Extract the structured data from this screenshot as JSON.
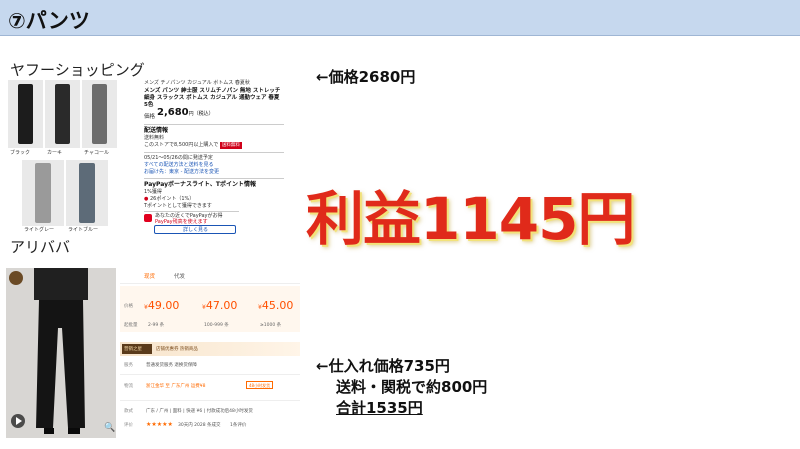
{
  "header": {
    "title": "⑦パンツ"
  },
  "labels": {
    "yahoo": "ヤフーショッピング",
    "alibaba": "アリババ"
  },
  "yahoo_shot": {
    "breadcrumb": "メンズ チノパンツ カジュアル ボトムス 春夏秋",
    "title": "メンズ パンツ 紳士服 スリムチノパン 無地 ストレッチ 細身 スラックス ボトムス カジュアル 通勤ウェア 春夏 5色",
    "price_label": "価格",
    "price": "2,680",
    "price_unit": "円（税込）",
    "shipping_heading": "配送情報",
    "shipping_fee": "送料無料",
    "free_tag": "送料無料",
    "shipping_cond": "このストアで8,500円以上購入で",
    "delivery_date": "05/21〜05/26の間に発送予定",
    "delivery_link": "すべての配送方法と送料を見る",
    "area_link": "お届け先：東京 - 配送方法を変更",
    "paypay_heading": "PayPayボーナスライト、Tポイント情報",
    "point_rate": "1%獲得",
    "point_line": "26ポイント（1%）",
    "point_note": "Tポイントとして獲得できます",
    "paypay_line1": "あなたの近くでPayPayがお得",
    "paypay_line2": "PayPay残高を使えます",
    "paypay_btn": "詳しく見る",
    "swatches": [
      "ブラック",
      "カーキ",
      "チャコール",
      "ライトグレー",
      "ライトブルー"
    ]
  },
  "price_note": "←価格2680円",
  "profit": "利益1145円",
  "cost_note": {
    "line1": "←仕入れ価格735円",
    "line2": "送料・関税で約800円",
    "line3": "合計1535円"
  },
  "alibaba_shot": {
    "tabs": [
      "现货",
      "代发"
    ],
    "price_label": "价格",
    "qty_label": "起批量",
    "currency": "¥",
    "prices": [
      "49.00",
      "47.00",
      "45.00"
    ],
    "qty_ranges": [
      "2-99 条",
      "100-999 条",
      "≥1000 条"
    ],
    "promo_tag": "营销之星",
    "promo_text": "店铺优惠券  热销商品",
    "service_label": "服务",
    "service_text": "普通发货服务  退换货保障",
    "logistics_label": "物流",
    "logistics_text": "浙江金华  至  广东广州  运费¥8",
    "logistics_badge": "48小时发货",
    "style_label": "款式",
    "style_text": "广东 / 广州  |  面料  |  快递 ¥6  |  付款成功后48小时发货",
    "rating_label": "评价",
    "stars": "★★★★★",
    "rating_text": "30天内 2028 条成交",
    "rating_extra": "1条评价"
  }
}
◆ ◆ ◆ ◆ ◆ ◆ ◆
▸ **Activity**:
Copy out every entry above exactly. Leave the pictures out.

▸ **Output**:
Extract the structured data from this screenshot as JSON.
{
  "header": {
    "title": "⑦パンツ"
  },
  "labels": {
    "yahoo": "ヤフーショッピング",
    "alibaba": "アリババ"
  },
  "yahoo_shot": {
    "breadcrumb": "メンズ チノパンツ カジュアル ボトムス 春夏秋",
    "title": "メンズ パンツ 紳士服 スリムチノパン 無地 ストレッチ 細身 スラックス ボトムス カジュアル 通勤ウェア 春夏 5色",
    "price_label": "価格",
    "price": "2,680",
    "price_unit": "円（税込）",
    "shipping_heading": "配送情報",
    "shipping_fee": "送料無料",
    "free_tag": "送料無料",
    "shipping_cond": "このストアで8,500円以上購入で",
    "delivery_date": "05/21〜05/26の間に発送予定",
    "delivery_link": "すべての配送方法と送料を見る",
    "area_link": "お届け先：東京 - 配送方法を変更",
    "paypay_heading": "PayPayボーナスライト、Tポイント情報",
    "point_rate": "1%獲得",
    "point_line": "26ポイント（1%）",
    "point_note": "Tポイントとして獲得できます",
    "paypay_line1": "あなたの近くでPayPayがお得",
    "paypay_line2": "PayPay残高を使えます",
    "paypay_btn": "詳しく見る",
    "swatches": [
      "ブラック",
      "カーキ",
      "チャコール",
      "ライトグレー",
      "ライトブルー"
    ]
  },
  "price_note": "←価格2680円",
  "profit": "利益1145円",
  "cost_note": {
    "line1": "←仕入れ価格735円",
    "line2": "送料・関税で約800円",
    "line3": "合計1535円"
  },
  "alibaba_shot": {
    "tabs": [
      "现货",
      "代发"
    ],
    "price_label": "价格",
    "qty_label": "起批量",
    "currency": "¥",
    "prices": [
      "49.00",
      "47.00",
      "45.00"
    ],
    "qty_ranges": [
      "2-99 条",
      "100-999 条",
      "≥1000 条"
    ],
    "promo_tag": "营销之星",
    "promo_text": "店铺优惠券  热销商品",
    "service_label": "服务",
    "service_text": "普通发货服务  退换货保障",
    "logistics_label": "物流",
    "logistics_text": "浙江金华  至  广东广州  运费¥8",
    "logistics_badge": "48小时发货",
    "style_label": "款式",
    "style_text": "广东 / 广州  |  面料  |  快递 ¥6  |  付款成功后48小时发货",
    "rating_label": "评价",
    "stars": "★★★★★",
    "rating_text": "30天内 2028 条成交",
    "rating_extra": "1条评价"
  }
}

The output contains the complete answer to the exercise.